WHAT IS REQUIRED: The string "have" appears in some lines of the entries that follow; copy each such line.
########
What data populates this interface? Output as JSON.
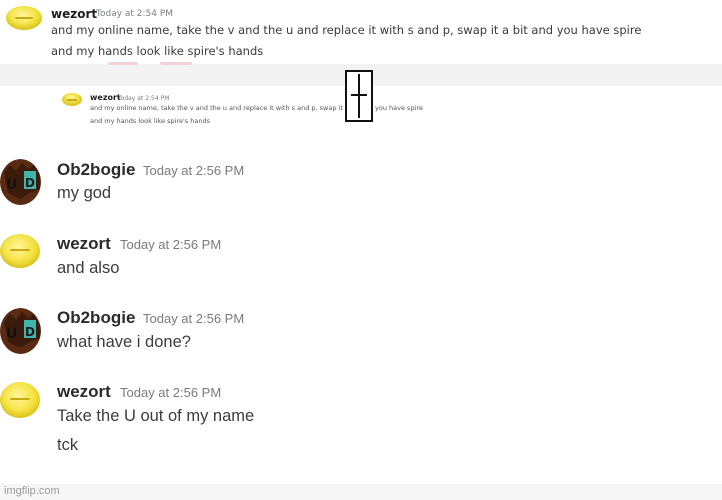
{
  "top_message": {
    "username": "wezort",
    "timestamp": "Today at 2:54 PM",
    "lines": [
      "and my online name, take the v and the u and replace it with s and p, swap it a bit and you have spire",
      "and my hands look like spire's hands"
    ]
  },
  "quoted_message": {
    "username": "wezort",
    "timestamp": "Today at 2:54 PM",
    "lines": [
      "and my online name, take the v and the u and replace it with s and p, swap it",
      "you have spire",
      "and my hands look like spire's hands"
    ]
  },
  "messages": [
    {
      "username": "Ob2bogie",
      "timestamp": "Today at 2:56 PM",
      "lines": [
        "my god"
      ]
    },
    {
      "username": "wezort",
      "timestamp": "Today at 2:56 PM",
      "lines": [
        "and also"
      ]
    },
    {
      "username": "Ob2bogie",
      "timestamp": "Today at 2:56 PM",
      "lines": [
        "what have i done?"
      ]
    },
    {
      "username": "wezort",
      "timestamp": "Today at 2:56 PM",
      "lines": [
        "Take the U out of my name",
        "tck"
      ]
    }
  ],
  "watermark": "imgflip.com",
  "colors": {
    "wezort_avatar": "#f4e23a",
    "ob2bogie_avatar_brown": "#5a2a12",
    "ob2bogie_avatar_teal": "#3fb5ad",
    "divider_band": "#f3f3f4"
  },
  "icons": [
    "wezort-avatar",
    "ob2bogie-avatar",
    "text-cursor-ibeam-icon"
  ]
}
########
RESPONSE:
      "and my online name, take the v and the u and replace it with s and p, swap it a bit and you have spire",
      "you have spire",
        "what have i done?"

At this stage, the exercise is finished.